» **Exercise material**
== Segment start ==
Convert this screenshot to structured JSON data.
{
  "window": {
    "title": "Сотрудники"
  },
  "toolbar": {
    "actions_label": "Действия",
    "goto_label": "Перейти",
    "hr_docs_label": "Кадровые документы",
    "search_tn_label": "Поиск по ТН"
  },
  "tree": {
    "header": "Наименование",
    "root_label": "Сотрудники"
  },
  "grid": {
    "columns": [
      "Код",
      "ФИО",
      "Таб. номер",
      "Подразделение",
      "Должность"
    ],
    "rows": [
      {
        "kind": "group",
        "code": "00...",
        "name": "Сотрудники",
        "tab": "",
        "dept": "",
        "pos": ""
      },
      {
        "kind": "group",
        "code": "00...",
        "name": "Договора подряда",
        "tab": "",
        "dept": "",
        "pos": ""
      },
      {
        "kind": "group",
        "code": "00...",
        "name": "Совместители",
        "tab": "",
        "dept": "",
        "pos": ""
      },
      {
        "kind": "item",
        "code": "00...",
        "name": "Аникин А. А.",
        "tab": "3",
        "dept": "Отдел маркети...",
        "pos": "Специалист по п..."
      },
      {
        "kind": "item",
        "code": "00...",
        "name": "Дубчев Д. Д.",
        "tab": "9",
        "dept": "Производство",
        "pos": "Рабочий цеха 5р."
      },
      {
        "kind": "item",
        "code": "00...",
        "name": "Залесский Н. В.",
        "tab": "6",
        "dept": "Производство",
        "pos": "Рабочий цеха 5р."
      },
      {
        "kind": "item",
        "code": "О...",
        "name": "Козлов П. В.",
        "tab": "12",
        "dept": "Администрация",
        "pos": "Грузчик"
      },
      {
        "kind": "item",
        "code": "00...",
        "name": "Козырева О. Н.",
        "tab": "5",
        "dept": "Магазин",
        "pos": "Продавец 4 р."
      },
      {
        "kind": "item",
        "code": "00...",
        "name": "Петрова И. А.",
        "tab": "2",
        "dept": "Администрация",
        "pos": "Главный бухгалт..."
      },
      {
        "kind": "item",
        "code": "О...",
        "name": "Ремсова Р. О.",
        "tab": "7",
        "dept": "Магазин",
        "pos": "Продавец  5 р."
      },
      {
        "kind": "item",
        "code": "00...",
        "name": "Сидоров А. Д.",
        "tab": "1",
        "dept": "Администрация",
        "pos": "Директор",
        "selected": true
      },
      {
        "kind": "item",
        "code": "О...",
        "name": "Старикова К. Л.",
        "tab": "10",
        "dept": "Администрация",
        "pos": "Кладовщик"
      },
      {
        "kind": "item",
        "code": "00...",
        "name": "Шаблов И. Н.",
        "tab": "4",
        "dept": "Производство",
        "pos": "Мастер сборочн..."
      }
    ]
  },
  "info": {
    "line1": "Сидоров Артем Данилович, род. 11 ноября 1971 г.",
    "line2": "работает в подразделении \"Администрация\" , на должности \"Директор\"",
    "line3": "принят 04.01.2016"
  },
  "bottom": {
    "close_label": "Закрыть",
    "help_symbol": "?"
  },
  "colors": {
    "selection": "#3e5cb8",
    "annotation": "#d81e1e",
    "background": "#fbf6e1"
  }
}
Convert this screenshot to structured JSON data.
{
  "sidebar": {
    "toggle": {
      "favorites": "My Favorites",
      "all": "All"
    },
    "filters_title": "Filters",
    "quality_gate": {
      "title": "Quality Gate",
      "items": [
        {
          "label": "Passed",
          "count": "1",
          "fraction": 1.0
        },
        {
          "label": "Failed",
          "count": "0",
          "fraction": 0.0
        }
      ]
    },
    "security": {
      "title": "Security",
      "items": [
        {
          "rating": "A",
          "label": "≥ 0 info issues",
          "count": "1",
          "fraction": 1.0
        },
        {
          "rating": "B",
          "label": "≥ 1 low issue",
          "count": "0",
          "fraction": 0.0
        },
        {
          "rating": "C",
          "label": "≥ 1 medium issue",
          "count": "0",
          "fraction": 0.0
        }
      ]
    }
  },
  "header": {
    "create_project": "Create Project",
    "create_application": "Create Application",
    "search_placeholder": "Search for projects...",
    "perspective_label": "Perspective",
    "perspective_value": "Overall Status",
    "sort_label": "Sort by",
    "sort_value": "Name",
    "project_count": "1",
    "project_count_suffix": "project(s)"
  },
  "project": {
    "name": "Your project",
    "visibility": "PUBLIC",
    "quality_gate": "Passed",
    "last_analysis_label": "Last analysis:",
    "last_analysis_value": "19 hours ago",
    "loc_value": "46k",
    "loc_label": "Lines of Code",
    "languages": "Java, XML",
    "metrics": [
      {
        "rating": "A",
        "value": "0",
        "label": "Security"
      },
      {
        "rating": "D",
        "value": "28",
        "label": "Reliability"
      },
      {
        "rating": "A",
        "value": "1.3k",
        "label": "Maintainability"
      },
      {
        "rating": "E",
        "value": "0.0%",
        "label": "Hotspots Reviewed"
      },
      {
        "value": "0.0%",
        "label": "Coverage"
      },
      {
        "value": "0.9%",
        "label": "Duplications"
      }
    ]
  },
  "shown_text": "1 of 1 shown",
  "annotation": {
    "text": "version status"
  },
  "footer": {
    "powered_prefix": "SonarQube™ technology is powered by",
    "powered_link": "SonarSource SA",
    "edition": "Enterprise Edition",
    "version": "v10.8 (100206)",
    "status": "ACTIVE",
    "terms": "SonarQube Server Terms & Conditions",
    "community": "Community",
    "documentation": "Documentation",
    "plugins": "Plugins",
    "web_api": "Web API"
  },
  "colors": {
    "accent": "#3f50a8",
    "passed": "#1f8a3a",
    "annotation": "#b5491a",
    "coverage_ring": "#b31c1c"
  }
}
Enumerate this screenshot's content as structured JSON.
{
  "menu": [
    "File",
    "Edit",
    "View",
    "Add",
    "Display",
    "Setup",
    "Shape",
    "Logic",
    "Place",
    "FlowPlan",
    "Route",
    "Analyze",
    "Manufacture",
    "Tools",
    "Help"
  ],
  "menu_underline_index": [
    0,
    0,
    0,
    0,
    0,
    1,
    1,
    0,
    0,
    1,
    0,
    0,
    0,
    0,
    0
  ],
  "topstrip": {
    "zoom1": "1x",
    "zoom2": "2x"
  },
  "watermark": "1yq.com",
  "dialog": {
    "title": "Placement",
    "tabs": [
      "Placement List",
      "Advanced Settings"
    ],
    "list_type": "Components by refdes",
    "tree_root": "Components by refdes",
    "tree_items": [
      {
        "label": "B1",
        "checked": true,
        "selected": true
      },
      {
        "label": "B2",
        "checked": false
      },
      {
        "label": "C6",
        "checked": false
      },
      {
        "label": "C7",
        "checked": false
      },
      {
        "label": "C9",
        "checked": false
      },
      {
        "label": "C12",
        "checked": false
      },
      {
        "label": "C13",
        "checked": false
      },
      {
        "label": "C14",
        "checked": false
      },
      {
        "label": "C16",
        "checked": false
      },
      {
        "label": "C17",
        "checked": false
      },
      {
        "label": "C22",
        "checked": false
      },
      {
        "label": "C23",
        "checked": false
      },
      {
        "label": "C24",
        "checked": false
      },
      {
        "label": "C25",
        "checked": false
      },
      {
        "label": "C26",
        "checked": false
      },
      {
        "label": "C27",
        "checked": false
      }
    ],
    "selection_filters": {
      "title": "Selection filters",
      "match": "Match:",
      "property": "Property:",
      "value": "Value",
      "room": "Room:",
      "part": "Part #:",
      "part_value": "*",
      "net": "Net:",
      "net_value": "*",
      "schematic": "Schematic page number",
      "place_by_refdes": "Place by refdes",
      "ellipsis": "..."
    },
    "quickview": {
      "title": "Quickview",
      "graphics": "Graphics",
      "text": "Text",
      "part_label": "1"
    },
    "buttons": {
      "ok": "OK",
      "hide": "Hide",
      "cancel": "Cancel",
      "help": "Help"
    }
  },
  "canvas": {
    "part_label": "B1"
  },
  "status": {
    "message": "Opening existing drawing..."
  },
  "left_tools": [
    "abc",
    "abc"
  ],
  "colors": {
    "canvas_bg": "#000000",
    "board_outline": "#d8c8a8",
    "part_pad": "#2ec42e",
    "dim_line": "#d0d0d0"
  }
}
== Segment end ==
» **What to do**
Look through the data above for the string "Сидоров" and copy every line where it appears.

» **Response for this exercise**
        "name": "Сидоров А. Д.",
    "line1": "Сидоров Артем Данилович, род. 11 ноября 1971 г.",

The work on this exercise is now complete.